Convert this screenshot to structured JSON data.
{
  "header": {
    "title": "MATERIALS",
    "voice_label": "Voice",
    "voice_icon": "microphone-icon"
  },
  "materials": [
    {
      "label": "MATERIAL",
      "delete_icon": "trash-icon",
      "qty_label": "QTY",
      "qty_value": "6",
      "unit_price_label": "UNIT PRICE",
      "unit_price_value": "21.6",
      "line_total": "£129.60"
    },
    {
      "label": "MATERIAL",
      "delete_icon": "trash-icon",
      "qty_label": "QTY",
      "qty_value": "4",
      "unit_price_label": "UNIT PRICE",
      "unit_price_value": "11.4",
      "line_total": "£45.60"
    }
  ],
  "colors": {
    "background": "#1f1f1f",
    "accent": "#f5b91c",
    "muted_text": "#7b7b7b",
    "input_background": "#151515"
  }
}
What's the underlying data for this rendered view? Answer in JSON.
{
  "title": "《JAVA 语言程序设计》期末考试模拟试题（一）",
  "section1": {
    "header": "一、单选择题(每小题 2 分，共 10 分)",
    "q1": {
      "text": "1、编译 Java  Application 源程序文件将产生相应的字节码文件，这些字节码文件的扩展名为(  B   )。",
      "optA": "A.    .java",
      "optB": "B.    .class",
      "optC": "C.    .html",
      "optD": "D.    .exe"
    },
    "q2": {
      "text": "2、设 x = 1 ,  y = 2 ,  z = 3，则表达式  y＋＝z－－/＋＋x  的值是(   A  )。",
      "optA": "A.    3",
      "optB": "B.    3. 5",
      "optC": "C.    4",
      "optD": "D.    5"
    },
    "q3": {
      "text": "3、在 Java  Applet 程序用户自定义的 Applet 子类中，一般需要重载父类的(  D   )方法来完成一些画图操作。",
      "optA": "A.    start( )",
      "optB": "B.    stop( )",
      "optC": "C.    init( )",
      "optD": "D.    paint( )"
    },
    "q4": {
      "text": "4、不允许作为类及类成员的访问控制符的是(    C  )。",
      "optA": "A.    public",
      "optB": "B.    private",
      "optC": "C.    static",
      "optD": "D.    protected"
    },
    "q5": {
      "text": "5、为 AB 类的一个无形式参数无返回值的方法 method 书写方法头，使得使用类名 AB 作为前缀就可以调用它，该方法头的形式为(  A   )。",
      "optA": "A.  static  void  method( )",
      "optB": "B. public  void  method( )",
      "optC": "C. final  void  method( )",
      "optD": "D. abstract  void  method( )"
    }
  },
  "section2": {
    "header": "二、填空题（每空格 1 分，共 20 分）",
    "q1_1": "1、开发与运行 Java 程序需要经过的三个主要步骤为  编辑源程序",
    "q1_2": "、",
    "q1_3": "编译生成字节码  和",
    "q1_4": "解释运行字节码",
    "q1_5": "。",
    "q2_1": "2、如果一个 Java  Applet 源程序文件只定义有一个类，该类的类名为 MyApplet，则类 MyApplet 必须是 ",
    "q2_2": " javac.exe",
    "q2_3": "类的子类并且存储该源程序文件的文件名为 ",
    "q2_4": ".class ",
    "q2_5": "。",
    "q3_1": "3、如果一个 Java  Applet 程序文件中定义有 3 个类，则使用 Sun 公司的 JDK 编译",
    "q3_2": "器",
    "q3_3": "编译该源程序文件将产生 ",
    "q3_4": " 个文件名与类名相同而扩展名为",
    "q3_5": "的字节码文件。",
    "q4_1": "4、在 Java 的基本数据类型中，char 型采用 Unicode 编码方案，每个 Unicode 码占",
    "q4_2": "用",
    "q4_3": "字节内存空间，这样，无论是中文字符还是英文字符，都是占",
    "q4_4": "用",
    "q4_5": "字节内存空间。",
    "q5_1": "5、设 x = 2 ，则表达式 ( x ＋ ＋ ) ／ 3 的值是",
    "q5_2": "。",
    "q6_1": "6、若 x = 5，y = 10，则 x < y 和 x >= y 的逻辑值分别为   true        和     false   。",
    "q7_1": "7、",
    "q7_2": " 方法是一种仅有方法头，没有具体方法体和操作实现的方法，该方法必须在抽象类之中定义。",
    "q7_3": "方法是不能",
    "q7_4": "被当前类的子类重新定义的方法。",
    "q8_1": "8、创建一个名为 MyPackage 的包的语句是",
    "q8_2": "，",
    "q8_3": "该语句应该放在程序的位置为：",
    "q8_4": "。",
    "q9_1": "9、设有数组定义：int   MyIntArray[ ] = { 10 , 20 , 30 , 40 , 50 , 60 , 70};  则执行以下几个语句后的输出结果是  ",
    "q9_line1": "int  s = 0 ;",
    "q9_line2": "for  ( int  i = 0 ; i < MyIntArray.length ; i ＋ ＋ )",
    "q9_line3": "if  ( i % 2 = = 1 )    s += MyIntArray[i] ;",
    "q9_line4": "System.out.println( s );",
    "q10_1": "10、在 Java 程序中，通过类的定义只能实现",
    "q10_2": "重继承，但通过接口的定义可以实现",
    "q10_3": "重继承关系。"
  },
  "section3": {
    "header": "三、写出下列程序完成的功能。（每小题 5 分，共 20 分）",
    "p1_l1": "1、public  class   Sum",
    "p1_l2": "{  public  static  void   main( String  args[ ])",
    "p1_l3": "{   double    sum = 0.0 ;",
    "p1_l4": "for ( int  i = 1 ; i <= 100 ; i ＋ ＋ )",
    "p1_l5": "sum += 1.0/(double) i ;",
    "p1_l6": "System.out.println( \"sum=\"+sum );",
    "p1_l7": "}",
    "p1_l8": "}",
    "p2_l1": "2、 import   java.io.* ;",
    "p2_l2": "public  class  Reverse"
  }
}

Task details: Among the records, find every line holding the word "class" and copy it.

Result of the exercise:
      "optB": "B.    .class",
    "q2_4": ".class ",
    "p1_l1": "1、public  class   Sum",
    "p2_l2": "public  class  Reverse"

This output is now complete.